## [Required work]
Go through the entries below, tally each line that has the word "screenshot", and give only the total.
BEGIN Extracted information
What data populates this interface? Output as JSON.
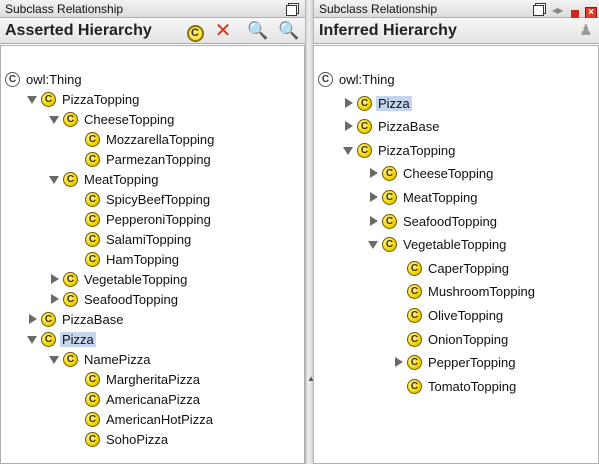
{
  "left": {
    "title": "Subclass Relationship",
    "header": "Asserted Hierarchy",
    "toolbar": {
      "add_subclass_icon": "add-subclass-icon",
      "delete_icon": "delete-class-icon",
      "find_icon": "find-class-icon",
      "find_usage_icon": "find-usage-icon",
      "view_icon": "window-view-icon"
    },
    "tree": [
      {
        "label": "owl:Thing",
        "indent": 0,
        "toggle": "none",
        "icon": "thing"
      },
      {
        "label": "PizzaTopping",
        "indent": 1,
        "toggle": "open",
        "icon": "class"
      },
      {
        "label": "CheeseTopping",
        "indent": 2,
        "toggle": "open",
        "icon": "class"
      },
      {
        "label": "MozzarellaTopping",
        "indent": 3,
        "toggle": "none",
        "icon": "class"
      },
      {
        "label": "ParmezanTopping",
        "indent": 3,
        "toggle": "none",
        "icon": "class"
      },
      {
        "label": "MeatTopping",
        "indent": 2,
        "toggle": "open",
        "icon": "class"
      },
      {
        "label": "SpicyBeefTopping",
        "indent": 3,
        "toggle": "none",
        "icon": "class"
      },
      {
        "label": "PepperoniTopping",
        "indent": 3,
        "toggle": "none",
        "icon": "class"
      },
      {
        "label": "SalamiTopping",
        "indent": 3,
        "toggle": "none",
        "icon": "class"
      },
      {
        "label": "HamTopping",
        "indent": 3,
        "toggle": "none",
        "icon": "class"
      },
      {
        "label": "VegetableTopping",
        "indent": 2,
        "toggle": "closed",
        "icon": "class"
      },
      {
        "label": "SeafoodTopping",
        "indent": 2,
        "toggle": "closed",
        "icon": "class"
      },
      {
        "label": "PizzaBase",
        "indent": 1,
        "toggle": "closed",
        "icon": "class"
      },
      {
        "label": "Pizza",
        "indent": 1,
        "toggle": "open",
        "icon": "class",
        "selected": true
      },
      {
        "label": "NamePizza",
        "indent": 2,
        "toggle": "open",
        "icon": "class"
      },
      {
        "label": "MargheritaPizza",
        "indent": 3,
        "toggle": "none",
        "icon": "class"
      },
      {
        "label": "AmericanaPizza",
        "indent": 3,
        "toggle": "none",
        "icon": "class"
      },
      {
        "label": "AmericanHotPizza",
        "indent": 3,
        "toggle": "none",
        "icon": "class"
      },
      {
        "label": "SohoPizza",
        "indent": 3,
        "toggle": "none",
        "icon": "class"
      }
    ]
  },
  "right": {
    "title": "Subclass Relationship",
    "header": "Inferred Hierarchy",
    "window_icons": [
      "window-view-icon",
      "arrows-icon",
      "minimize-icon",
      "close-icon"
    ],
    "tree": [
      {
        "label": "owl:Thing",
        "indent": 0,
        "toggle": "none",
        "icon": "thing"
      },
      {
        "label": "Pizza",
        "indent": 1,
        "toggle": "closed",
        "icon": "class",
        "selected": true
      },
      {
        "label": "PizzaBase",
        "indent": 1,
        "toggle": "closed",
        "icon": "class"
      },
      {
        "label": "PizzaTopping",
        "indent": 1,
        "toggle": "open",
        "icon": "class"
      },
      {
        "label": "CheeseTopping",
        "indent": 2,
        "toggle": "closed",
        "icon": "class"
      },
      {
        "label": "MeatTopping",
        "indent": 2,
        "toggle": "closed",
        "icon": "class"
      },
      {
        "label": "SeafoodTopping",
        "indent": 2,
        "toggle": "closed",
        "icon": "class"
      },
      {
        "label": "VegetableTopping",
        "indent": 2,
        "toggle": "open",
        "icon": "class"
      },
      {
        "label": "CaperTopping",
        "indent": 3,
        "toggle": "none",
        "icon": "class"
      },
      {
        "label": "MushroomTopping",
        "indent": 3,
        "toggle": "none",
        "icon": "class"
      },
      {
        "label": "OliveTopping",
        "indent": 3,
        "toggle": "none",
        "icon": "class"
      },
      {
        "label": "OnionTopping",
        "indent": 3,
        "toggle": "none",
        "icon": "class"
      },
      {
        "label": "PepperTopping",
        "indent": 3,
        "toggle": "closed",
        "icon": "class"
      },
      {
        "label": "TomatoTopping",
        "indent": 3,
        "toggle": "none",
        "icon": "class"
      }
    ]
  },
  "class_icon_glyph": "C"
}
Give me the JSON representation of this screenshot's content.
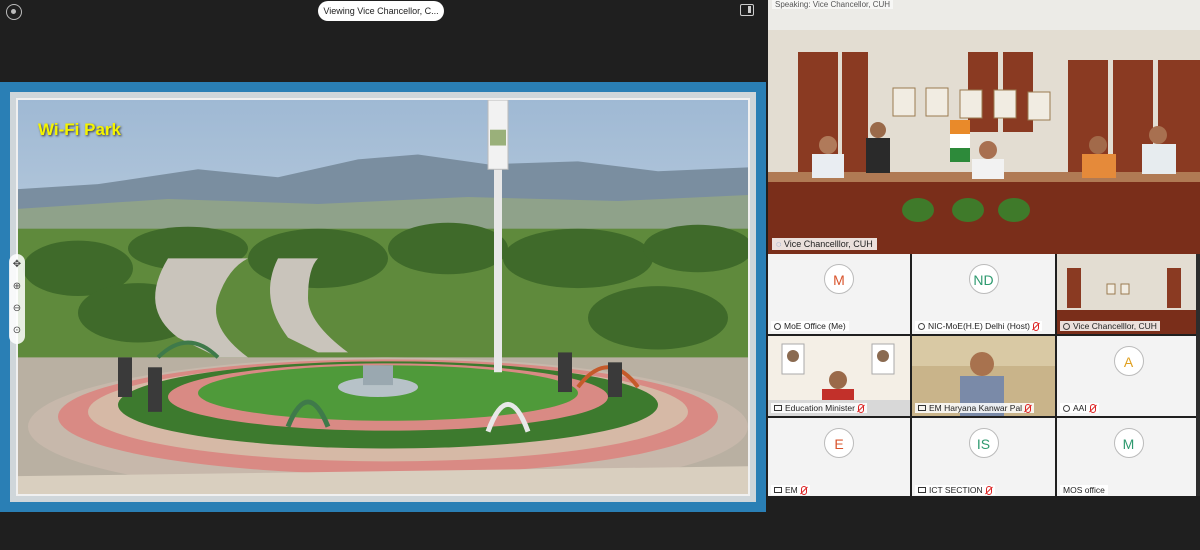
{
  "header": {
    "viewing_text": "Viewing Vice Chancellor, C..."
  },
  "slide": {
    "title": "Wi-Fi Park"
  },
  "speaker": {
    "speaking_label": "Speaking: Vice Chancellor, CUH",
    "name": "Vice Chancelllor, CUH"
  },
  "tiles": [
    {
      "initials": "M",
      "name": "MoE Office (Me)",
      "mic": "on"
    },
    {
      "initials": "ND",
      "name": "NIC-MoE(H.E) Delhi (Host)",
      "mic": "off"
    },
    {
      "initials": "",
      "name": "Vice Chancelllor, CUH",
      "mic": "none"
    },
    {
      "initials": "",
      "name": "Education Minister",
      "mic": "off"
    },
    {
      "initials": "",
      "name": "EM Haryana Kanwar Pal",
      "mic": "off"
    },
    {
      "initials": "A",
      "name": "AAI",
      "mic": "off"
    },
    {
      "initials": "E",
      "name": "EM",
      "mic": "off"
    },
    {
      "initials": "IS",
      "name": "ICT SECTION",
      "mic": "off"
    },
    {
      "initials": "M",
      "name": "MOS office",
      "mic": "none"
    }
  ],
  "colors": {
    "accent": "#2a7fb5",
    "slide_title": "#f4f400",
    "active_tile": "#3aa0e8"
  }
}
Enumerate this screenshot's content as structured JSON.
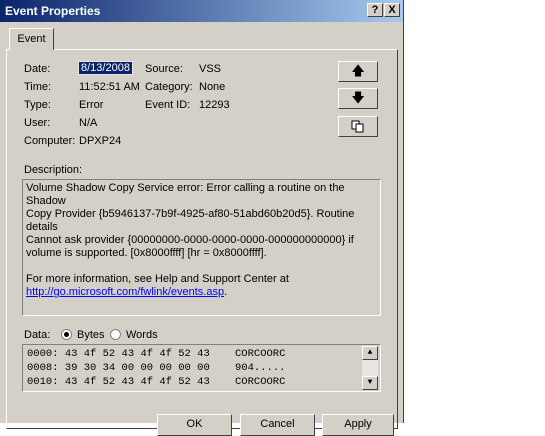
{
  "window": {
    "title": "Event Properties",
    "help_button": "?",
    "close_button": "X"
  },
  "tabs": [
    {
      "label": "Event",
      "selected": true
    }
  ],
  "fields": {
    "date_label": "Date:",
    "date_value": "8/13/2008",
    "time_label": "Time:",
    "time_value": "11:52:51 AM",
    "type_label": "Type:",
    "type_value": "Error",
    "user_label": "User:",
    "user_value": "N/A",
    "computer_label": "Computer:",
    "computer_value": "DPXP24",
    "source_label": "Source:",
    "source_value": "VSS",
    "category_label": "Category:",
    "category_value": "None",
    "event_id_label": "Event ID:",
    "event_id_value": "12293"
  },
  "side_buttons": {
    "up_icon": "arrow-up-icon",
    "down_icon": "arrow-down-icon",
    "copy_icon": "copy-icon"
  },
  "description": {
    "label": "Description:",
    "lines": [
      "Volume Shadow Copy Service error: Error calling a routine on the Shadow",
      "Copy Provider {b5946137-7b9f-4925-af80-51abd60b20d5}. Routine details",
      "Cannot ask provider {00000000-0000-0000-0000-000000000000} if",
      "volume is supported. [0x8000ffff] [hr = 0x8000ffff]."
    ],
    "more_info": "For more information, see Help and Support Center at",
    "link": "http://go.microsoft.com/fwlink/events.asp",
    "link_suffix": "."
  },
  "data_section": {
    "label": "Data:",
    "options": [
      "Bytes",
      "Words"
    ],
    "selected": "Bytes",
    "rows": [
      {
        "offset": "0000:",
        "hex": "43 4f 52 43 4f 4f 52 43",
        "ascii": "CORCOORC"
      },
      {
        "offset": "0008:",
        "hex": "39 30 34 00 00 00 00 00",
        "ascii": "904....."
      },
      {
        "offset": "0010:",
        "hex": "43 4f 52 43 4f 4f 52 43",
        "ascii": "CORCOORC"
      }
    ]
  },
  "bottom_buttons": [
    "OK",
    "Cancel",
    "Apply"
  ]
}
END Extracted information
## [Answer to this exercise]
2